DIY super guidelines released by the tax office yesterday could be designed to strengthen its hand in future legal action against rogue fund operators, a leading super expert says.
The Australian Taxation Office yesterday released two draft rulings governing the management of self managed super funds, one dealing with the central “sole purpose” test that requires super funds to be used only for the purpose of providing retirement income.
Pitcher Partners head of superannuation services Victoria Macdermid says by increasing the amount of information available on the management of self managed super funds, the tax office will improve its ability to successfully prosecute those that breach the rules.
“Reading between the lines, they’re almost taking a framework where it will be easier for them to take action when trustees get it wrong.

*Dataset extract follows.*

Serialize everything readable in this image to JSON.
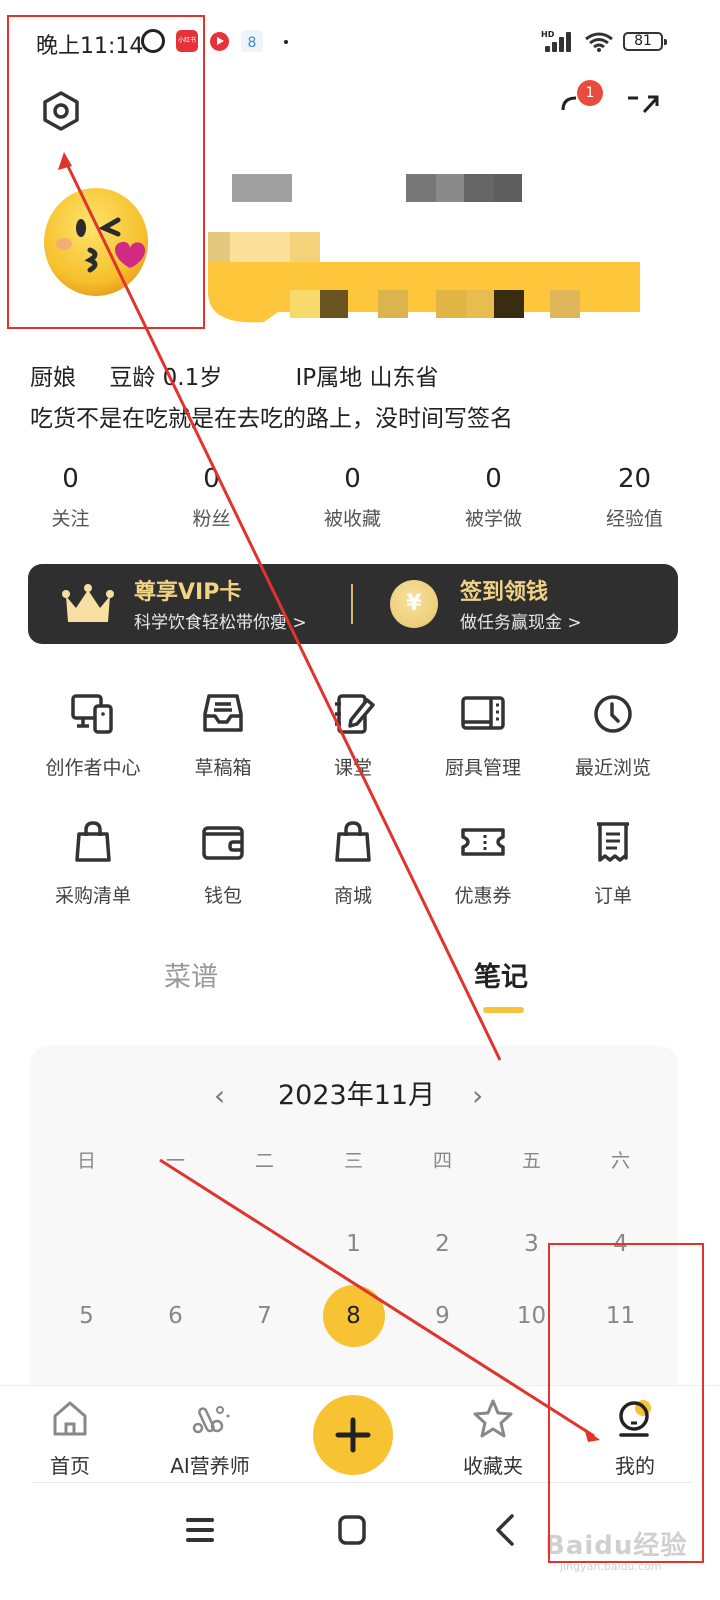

Without it, it would be harder for the ATO to knock people on the head because they could say we didn’t know we had done something wrong, so in effect these rulings are a springboard for legal action,” Macdermid says.
Earlier this year the tax office announced that it was adding extra resources to its compliance unit in an effort to better target rogue DIY super fund trustees. The number of DIY super funds has rapidly increased in recent years.
The rulings, which are likely to be the first of many, follow recent changes to super law to make it clear that the tax office has the power to issue public rulings on superannuation, as it has done for many years in relation to tax.
Macdermid says the rulings are more educational than instructive and will probably not add hugely to the knowledge of professional superannuation advisers, who control a large proportion of DIY super funds.
For anyone tempted to bend the rules governing DIY super, however, the message is clear.
“We are likely to see a flow of rulings that are really establishing the line in the sand, and anyone who falls the wrong side won’t have excuses or be able to say they didn’t know, because this information will be publicly available; that’s the real message,” Macdermid says.